* _Working data_:
________________________________________
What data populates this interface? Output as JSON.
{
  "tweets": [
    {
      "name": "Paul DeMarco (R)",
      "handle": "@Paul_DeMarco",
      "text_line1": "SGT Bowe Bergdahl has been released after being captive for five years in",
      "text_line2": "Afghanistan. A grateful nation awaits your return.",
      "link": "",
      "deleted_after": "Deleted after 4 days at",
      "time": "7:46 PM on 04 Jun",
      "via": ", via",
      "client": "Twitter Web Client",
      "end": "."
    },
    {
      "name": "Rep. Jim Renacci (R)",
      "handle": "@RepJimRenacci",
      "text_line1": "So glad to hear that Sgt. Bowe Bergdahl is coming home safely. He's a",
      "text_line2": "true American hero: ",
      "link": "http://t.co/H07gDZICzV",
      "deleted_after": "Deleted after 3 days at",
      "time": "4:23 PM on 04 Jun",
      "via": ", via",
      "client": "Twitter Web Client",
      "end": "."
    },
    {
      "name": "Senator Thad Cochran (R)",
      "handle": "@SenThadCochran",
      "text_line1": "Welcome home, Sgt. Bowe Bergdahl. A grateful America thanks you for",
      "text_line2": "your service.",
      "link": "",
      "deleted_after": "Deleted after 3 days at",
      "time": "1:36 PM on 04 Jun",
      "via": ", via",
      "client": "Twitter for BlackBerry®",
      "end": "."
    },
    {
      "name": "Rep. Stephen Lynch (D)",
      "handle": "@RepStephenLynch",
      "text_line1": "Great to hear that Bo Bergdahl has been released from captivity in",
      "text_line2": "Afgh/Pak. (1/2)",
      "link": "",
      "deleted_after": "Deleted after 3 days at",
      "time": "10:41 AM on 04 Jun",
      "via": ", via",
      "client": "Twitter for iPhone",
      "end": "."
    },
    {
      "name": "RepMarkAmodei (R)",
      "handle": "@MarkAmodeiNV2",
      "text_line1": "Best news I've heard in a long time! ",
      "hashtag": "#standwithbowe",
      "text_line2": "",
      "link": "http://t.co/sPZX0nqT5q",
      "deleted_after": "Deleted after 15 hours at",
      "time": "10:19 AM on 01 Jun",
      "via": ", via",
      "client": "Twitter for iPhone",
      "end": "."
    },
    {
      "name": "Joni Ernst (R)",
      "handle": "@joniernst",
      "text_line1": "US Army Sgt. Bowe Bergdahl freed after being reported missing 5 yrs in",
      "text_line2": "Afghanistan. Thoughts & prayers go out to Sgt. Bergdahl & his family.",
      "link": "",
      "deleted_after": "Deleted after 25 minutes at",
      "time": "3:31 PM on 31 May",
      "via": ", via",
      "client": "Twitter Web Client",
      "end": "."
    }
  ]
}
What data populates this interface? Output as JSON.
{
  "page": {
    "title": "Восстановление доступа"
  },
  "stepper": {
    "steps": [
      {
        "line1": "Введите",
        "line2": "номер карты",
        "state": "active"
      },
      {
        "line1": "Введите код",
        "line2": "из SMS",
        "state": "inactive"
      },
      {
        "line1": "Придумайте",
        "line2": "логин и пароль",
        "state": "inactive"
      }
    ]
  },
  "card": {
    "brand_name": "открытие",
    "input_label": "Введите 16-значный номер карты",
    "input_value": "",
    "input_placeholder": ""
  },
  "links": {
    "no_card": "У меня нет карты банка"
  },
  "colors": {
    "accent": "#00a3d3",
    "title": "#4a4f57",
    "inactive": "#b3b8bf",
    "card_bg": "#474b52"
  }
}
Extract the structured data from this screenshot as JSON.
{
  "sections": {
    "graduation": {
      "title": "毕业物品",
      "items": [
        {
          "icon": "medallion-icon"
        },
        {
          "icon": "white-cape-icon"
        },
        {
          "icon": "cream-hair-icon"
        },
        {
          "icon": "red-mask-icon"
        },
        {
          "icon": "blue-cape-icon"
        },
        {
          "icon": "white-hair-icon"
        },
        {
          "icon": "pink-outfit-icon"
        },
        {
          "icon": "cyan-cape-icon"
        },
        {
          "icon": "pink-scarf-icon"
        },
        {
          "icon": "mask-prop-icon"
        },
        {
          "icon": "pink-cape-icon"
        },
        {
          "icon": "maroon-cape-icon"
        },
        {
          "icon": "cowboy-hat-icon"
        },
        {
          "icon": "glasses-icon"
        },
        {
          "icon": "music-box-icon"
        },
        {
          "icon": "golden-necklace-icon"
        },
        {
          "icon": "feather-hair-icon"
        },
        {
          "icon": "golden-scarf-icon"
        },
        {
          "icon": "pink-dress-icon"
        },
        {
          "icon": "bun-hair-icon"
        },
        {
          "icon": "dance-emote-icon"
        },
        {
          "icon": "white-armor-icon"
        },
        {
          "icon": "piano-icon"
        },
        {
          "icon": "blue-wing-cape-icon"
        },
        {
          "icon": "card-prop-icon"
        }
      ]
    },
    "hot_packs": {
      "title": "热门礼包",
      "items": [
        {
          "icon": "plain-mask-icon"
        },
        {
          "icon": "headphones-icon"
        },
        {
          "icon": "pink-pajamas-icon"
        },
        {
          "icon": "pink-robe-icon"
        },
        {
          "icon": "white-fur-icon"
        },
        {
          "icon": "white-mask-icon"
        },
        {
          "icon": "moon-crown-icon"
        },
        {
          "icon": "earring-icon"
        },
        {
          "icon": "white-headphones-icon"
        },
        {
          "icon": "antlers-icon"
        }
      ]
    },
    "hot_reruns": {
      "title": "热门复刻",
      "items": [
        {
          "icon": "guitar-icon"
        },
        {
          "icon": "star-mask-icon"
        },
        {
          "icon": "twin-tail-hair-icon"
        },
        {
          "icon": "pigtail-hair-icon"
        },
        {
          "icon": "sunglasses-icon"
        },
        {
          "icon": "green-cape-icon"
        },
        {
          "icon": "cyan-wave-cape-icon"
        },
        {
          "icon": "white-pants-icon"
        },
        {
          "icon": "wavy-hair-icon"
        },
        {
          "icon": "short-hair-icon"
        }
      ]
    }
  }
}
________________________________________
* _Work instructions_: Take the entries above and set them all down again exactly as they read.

* _Answer below_:
What data populates this interface? Output as JSON.
{
  "tweets": [
    {
      "name": "Paul DeMarco (R)",
      "handle": "@Paul_DeMarco",
      "text_line1": "SGT Bowe Bergdahl has been released after being captive for five years in",
      "text_line2": "Afghanistan. A grateful nation awaits your return.",
      "link": "",
      "deleted_after": "Deleted after 4 days at",
      "time": "7:46 PM on 04 Jun",
      "via": ", via",
      "client": "Twitter Web Client",
      "end": "."
    },
    {
      "name": "Rep. Jim Renacci (R)",
      "handle": "@RepJimRenacci",
      "text_line1": "So glad to hear that Sgt. Bowe Bergdahl is coming home safely. He's a",
      "text_line2": "true American hero: ",
      "link": "http://t.co/H07gDZICzV",
      "deleted_after": "Deleted after 3 days at",
      "time": "4:23 PM on 04 Jun",
      "via": ", via",
      "client": "Twitter Web Client",
      "end": "."
    },
    {
      "name": "Senator Thad Cochran (R)",
      "handle": "@SenThadCochran",
      "text_line1": "Welcome home, Sgt. Bowe Bergdahl. A grateful America thanks you for",
      "text_line2": "your service.",
      "link": "",
      "deleted_after": "Deleted after 3 days at",
      "time": "1:36 PM on 04 Jun",
      "via": ", via",
      "client": "Twitter for BlackBerry®",
      "end": "."
    },
    {
      "name": "Rep. Stephen Lynch (D)",
      "handle": "@RepStephenLynch",
      "text_line1": "Great to hear that Bo Bergdahl has been released from captivity in",
      "text_line2": "Afgh/Pak. (1/2)",
      "link": "",
      "deleted_after": "Deleted after 3 days at",
      "time": "10:41 AM on 04 Jun",
      "via": ", via",
      "client": "Twitter for iPhone",
      "end": "."
    },
    {
      "name": "RepMarkAmodei (R)",
      "handle": "@MarkAmodeiNV2",
      "text_line1": "Best news I've heard in a long time! ",
      "hashtag": "#standwithbowe",
      "text_line2": "",
      "link": "http://t.co/sPZX0nqT5q",
      "deleted_after": "Deleted after 15 hours at",
      "time": "10:19 AM on 01 Jun",
      "via": ", via",
      "client": "Twitter for iPhone",
      "end": "."
    },
    {
      "name": "Joni Ernst (R)",
      "handle": "@joniernst",
      "text_line1": "US Army Sgt. Bowe Bergdahl freed after being reported missing 5 yrs in",
      "text_line2": "Afghanistan. Thoughts & prayers go out to Sgt. Bergdahl & his family.",
      "link": "",
      "deleted_after": "Deleted after 25 minutes at",
      "time": "3:31 PM on 31 May",
      "via": ", via",
      "client": "Twitter Web Client",
      "end": "."
    }
  ]
}
What data populates this interface? Output as JSON.
{
  "page": {
    "title": "Восстановление доступа"
  },
  "stepper": {
    "steps": [
      {
        "line1": "Введите",
        "line2": "номер карты",
        "state": "active"
      },
      {
        "line1": "Введите код",
        "line2": "из SMS",
        "state": "inactive"
      },
      {
        "line1": "Придумайте",
        "line2": "логин и пароль",
        "state": "inactive"
      }
    ]
  },
  "card": {
    "brand_name": "открытие",
    "input_label": "Введите 16-значный номер карты",
    "input_value": "",
    "input_placeholder": ""
  },
  "links": {
    "no_card": "У меня нет карты банка"
  },
  "colors": {
    "accent": "#00a3d3",
    "title": "#4a4f57",
    "inactive": "#b3b8bf",
    "card_bg": "#474b52"
  }
}
Extract the structured data from this screenshot as JSON.
{
  "sections": {
    "graduation": {
      "title": "毕业物品",
      "items": [
        {
          "icon": "medallion-icon"
        },
        {
          "icon": "white-cape-icon"
        },
        {
          "icon": "cream-hair-icon"
        },
        {
          "icon": "red-mask-icon"
        },
        {
          "icon": "blue-cape-icon"
        },
        {
          "icon": "white-hair-icon"
        },
        {
          "icon": "pink-outfit-icon"
        },
        {
          "icon": "cyan-cape-icon"
        },
        {
          "icon": "pink-scarf-icon"
        },
        {
          "icon": "mask-prop-icon"
        },
        {
          "icon": "pink-cape-icon"
        },
        {
          "icon": "maroon-cape-icon"
        },
        {
          "icon": "cowboy-hat-icon"
        },
        {
          "icon": "glasses-icon"
        },
        {
          "icon": "music-box-icon"
        },
        {
          "icon": "golden-necklace-icon"
        },
        {
          "icon": "feather-hair-icon"
        },
        {
          "icon": "golden-scarf-icon"
        },
        {
          "icon": "pink-dress-icon"
        },
        {
          "icon": "bun-hair-icon"
        },
        {
          "icon": "dance-emote-icon"
        },
        {
          "icon": "white-armor-icon"
        },
        {
          "icon": "piano-icon"
        },
        {
          "icon": "blue-wing-cape-icon"
        },
        {
          "icon": "card-prop-icon"
        }
      ]
    },
    "hot_packs": {
      "title": "热门礼包",
      "items": [
        {
          "icon": "plain-mask-icon"
        },
        {
          "icon": "headphones-icon"
        },
        {
          "icon": "pink-pajamas-icon"
        },
        {
          "icon": "pink-robe-icon"
        },
        {
          "icon": "white-fur-icon"
        },
        {
          "icon": "white-mask-icon"
        },
        {
          "icon": "moon-crown-icon"
        },
        {
          "icon": "earring-icon"
        },
        {
          "icon": "white-headphones-icon"
        },
        {
          "icon": "antlers-icon"
        }
      ]
    },
    "hot_reruns": {
      "title": "热门复刻",
      "items": [
        {
          "icon": "guitar-icon"
        },
        {
          "icon": "star-mask-icon"
        },
        {
          "icon": "twin-tail-hair-icon"
        },
        {
          "icon": "pigtail-hair-icon"
        },
        {
          "icon": "sunglasses-icon"
        },
        {
          "icon": "green-cape-icon"
        },
        {
          "icon": "cyan-wave-cape-icon"
        },
        {
          "icon": "white-pants-icon"
        },
        {
          "icon": "wavy-hair-icon"
        },
        {
          "icon": "short-hair-icon"
        }
      ]
    }
  }
}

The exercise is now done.